Green eyeshades will wish him luck, too. By my calculations, based on company data, if United Technologies still consumed as much energy today as it did in 1997, its annual energy bills would be almost $50 million higher. If its energy use had doubled in line with its revenues since 1997, its energy costs would be almost $300 million higher.
In a long, narrow room at the plant in Middletown, a jet engine, this one destined for a military plane, waits in harness. Like every other engine assembled here, it will be tested before leaving the factory. I ask a nearby engineer if the hot exhaust from these tests will be recaptured for energy. No, comes the reply; no one has figured out how to do that efficiently.
But check back in a few years.

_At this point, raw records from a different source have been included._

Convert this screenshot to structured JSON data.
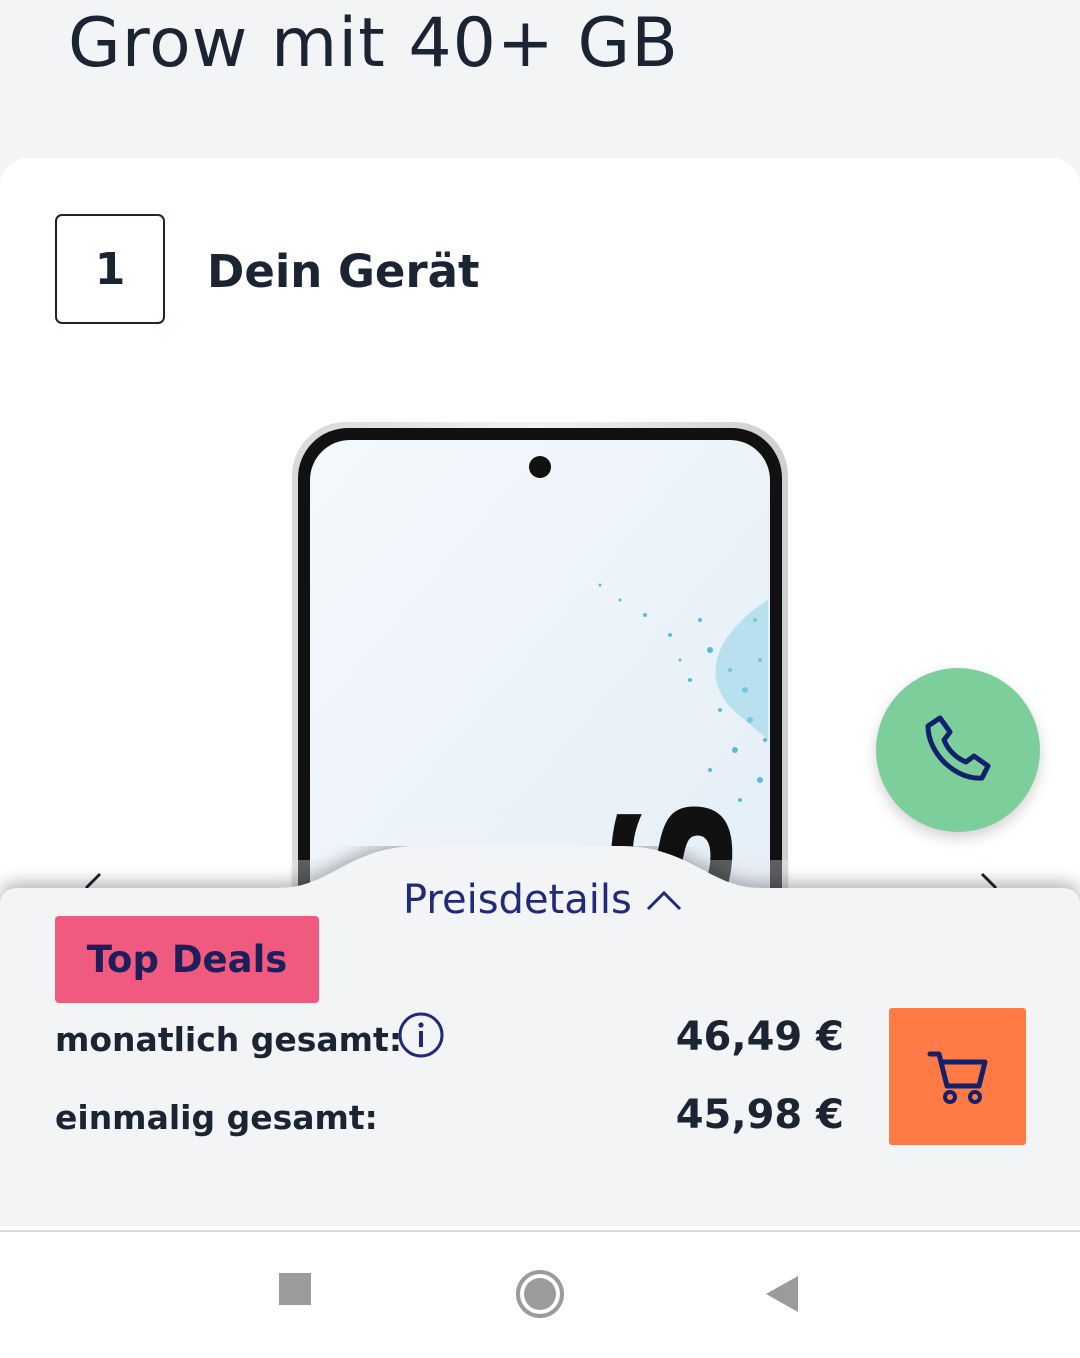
{
  "header": {
    "title": "Grow mit 40+ GB"
  },
  "step": {
    "number": "1",
    "title": "Dein Gerät"
  },
  "price_panel": {
    "details_label": "Preisdetails",
    "badge": "Top Deals",
    "monthly_label": "monatlich gesamt:",
    "monthly_value": "46,49 €",
    "once_label": "einmalig gesamt:",
    "once_value": "45,98 €"
  },
  "colors": {
    "primary_text": "#1b2433",
    "link_blue": "#1f2a7a",
    "badge_pink": "#f05a7e",
    "cart_orange": "#ff7a45",
    "call_green": "#7ccf9b"
  },
  "icons": {
    "call": "phone-icon",
    "cart": "cart-icon",
    "info": "info-icon",
    "expand": "chevron-up-icon",
    "prev": "chevron-left-icon",
    "next": "chevron-right-icon",
    "nav_recents": "square-icon",
    "nav_home": "circle-icon",
    "nav_back": "triangle-back-icon"
  }
}
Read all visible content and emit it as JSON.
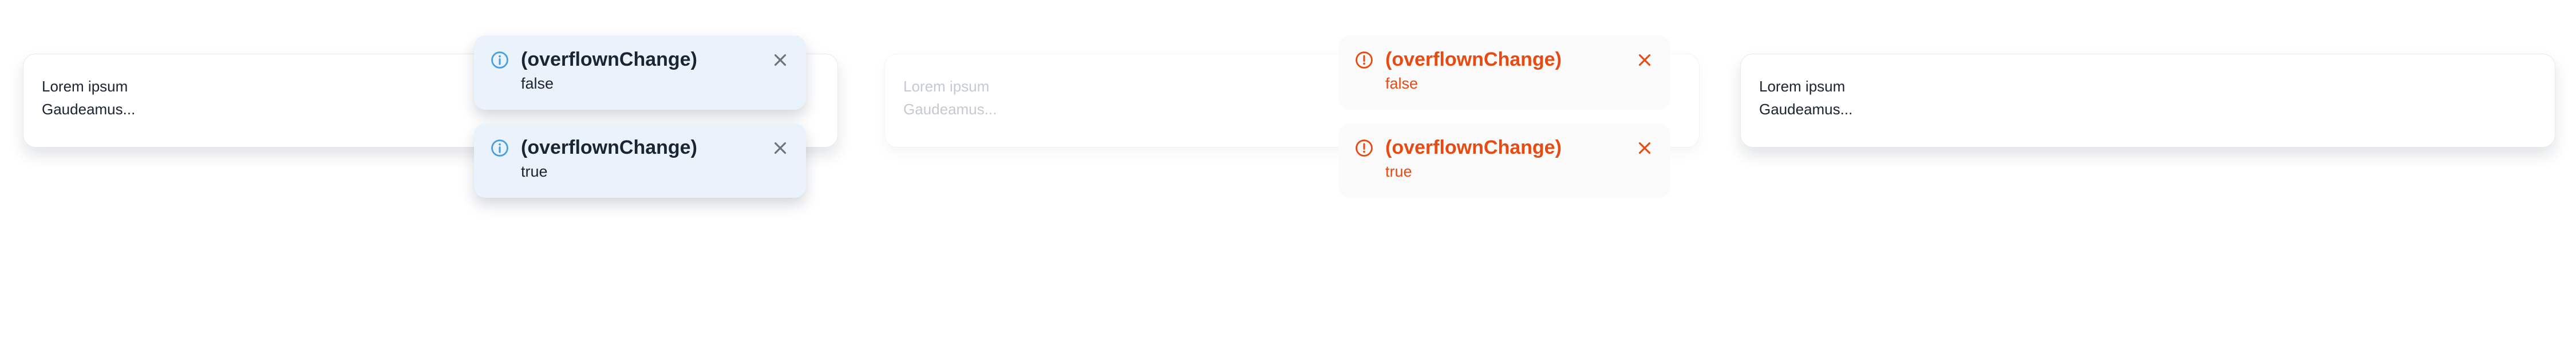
{
  "cards": [
    {
      "line1": "Lorem ipsum",
      "line2": "Gaudeamus..."
    },
    {
      "line1": "Lorem ipsum",
      "line2": "Gaudeamus..."
    },
    {
      "line1": "Lorem ipsum",
      "line2": "Gaudeamus..."
    }
  ],
  "info_toasts": [
    {
      "title": "(overflownChange)",
      "message": "false",
      "icon": "info-icon",
      "close_icon": "close-icon"
    },
    {
      "title": "(overflownChange)",
      "message": "true",
      "icon": "info-icon",
      "close_icon": "close-icon"
    }
  ],
  "error_toasts": [
    {
      "title": "(overflownChange)",
      "message": "false",
      "icon": "error-icon",
      "close_icon": "close-icon"
    },
    {
      "title": "(overflownChange)",
      "message": "true",
      "icon": "error-icon",
      "close_icon": "close-icon"
    }
  ],
  "colors": {
    "info_background": "#eaf3fc",
    "info_icon": "#4a9fe0",
    "error_accent": "#e84a12",
    "text_dark": "#1b2432",
    "text_faded": "#c5cad1"
  }
}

© Copyright 2007 National Journal
Jonathan Rauch is a senior writer and columnist for National Journal and a frequent contributor to Reason. The article was originally published by National Journal.